### About this task
Filter the listing and keep only the lines with the word "image".

********

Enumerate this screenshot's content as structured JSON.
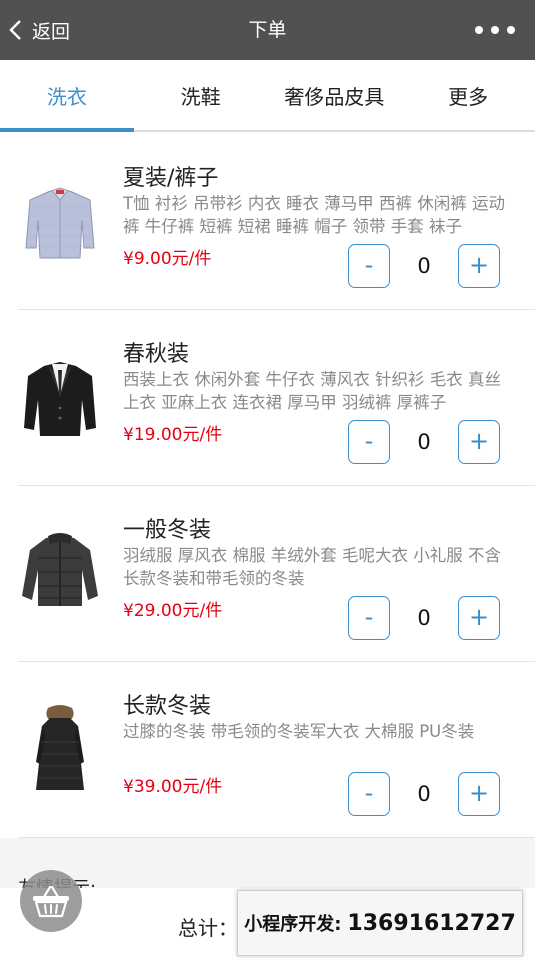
{
  "navbar": {
    "back_label": "返回",
    "title": "下单",
    "more_icon": "more-dots-icon"
  },
  "tabs": [
    {
      "label": "洗衣",
      "active": true
    },
    {
      "label": "洗鞋",
      "active": false
    },
    {
      "label": "奢侈品皮具",
      "active": false
    },
    {
      "label": "更多",
      "active": false
    }
  ],
  "items": [
    {
      "name": "夏装/裤子",
      "desc": "T恤 衬衫 吊带衫 内衣 睡衣 薄马甲 西裤 休闲裤 运动裤 牛仔裤 短裤 短裙 睡裤 帽子 领带 手套 袜子",
      "price": "¥9.00元/件",
      "count": "0",
      "minus": "-",
      "plus": "+",
      "image": "shirt"
    },
    {
      "name": "春秋装",
      "desc": "西装上衣 休闲外套 牛仔衣 薄风衣 针织衫 毛衣 真丝上衣 亚麻上衣 连衣裙 厚马甲 羽绒裤 厚裤子",
      "price": "¥19.00元/件",
      "count": "0",
      "minus": "-",
      "plus": "+",
      "image": "suit"
    },
    {
      "name": "一般冬装",
      "desc": "羽绒服 厚风衣 棉服 羊绒外套 毛呢大衣 小礼服 不含长款冬装和带毛领的冬装",
      "price": "¥29.00元/件",
      "count": "0",
      "minus": "-",
      "plus": "+",
      "image": "down-jacket"
    },
    {
      "name": "长款冬装",
      "desc": "过膝的冬装 带毛领的冬装军大衣 大棉服 PU冬装",
      "price": "¥39.00元/件",
      "count": "0",
      "minus": "-",
      "plus": "+",
      "image": "long-coat"
    }
  ],
  "notice": {
    "title": "友情提示:"
  },
  "footer": {
    "total_label": "总计："
  },
  "promo": {
    "label": "小程序开发:",
    "phone": "13691612727"
  },
  "colors": {
    "accent": "#3d8fcc",
    "price": "#e60012",
    "navbar": "#515151"
  }
}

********

### Task result
      "image": "shirt"
      "image": "suit"
      "image": "down-jacket"
      "image": "long-coat"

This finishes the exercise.